Rees did what sophomore quarterbacks do, nothing more, nothing less. His evening was good enough to win, but certainly shaky enough to keep naysayers busy picking apart his many mistakes. While the stats don’t look close to perfect, Rees did enough to lead his team to victory. In a game where style points don’t matter, Rees proved you can be awarded none and still lead your team to a win.

After getting beat on the ground against USC, the Irish pay it forward against the Demon Deacons.

Just two weeks after USC decided to impose their will on the Irish defense, the Irish paid the gesture forward, using Cierre Wood and Jonas Gray to end the football game on the ground.

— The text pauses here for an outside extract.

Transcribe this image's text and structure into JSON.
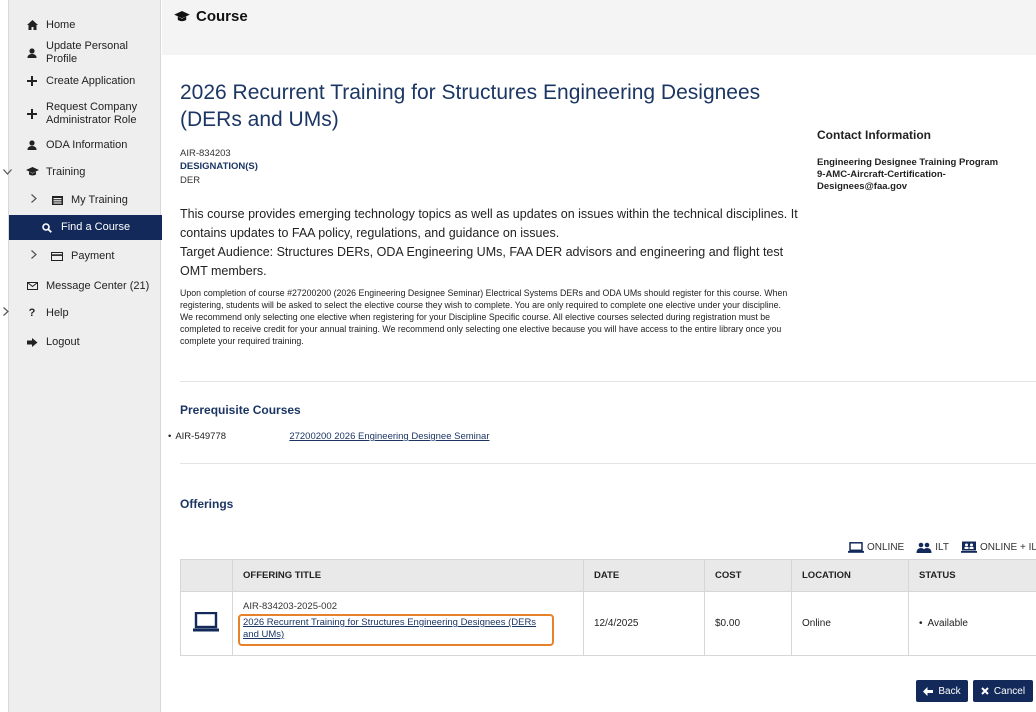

At Notre Dame Stadium, Curtis McNeal ran the ball ten straight times to ice the Trojans victory against Notre Dame. In BB&T Stadium, the Irish decided to run Wood and Gray seven times, before Rees took a knee and ended the ball game after crossing into Wake Forest’s territory. The effort was far from impressive, but it was exactly what the Irish needed late in the game to ice the victory and goes to show just how far Ed Warinner‘s offensive line has come.

It may feel like years ago, but it was the offensive lines’ inability to get critical third downs that cost the Irish against Michigan early in the season, keeping the Wolverines in the ballgame until they mounted their comeback. Now the Irish front — short center Cave — iced a victory when everybody in the stadium knew the run was coming. (Take that, spread offense haters.)

Cave’s injury adds more than a few question marks to the offensive line. But Mike Golic’s ability to slide in and keep the Irish attack moving shows just how successful Warinner’s troops have been.

“There’s a trajectory you want to be on,” Kelly said. “When you go on the road you want to play the kind of football that allows you to win consistently. That is closing games out.”

Let’s hear it for the boys.

There’s no denying it. It was an ugly victory. But sometimes, that’s just what the doctor ordered. With Manti Te’o hobbled for most of the game and the Irish offense far from hitting on all cylinders, Notre Dame bullied their way to a November victory, something that just didn’t happen under Charlie Weis.

“We’ve got a lot of guys banged up,” Kelly said. Listen, it’s November, there’s gonna be some guys that come to practice Tuestday not full speed. These guys are tough, they’re gritty and they’ll answer the bell.”

Kelly was even combative when challenged about his offense’s modest output.

“Is there a negative to everything? We just won a football game on the road,” Kelly said to a inquisitive reporter. “Really, what kind of question is that? Really, what do you want me to say? What’s the answer. We won 24-17 against a good football team and you want to know what’s wrong with the passing game. You know what’s wrong with it? The coach doesn’t call good plays. How’s that? There’s nothing wrong with it. We’re fine. We just won a good game.”

The Irish won not because of stars like Te’o or Michael Floyd (who did have a nice touchdown catch), but because of underclassmen like Stephon Tuitt and linebacker Danny Fox, who filled in admirably at Mike linebacker. With the Irish down at halftime, the coaching staff made some shrewd adjustments that flipped the game with a 14-0 third quarter, enough for Notre Dame to hang on.

After impressing gambling aficionados and computer polls with their impressive statistical outputs all season, the Irish took a step backwards in the stat ledger while moving a big step forward in the win column. It’s a trade Kelly and the Irish will take every week.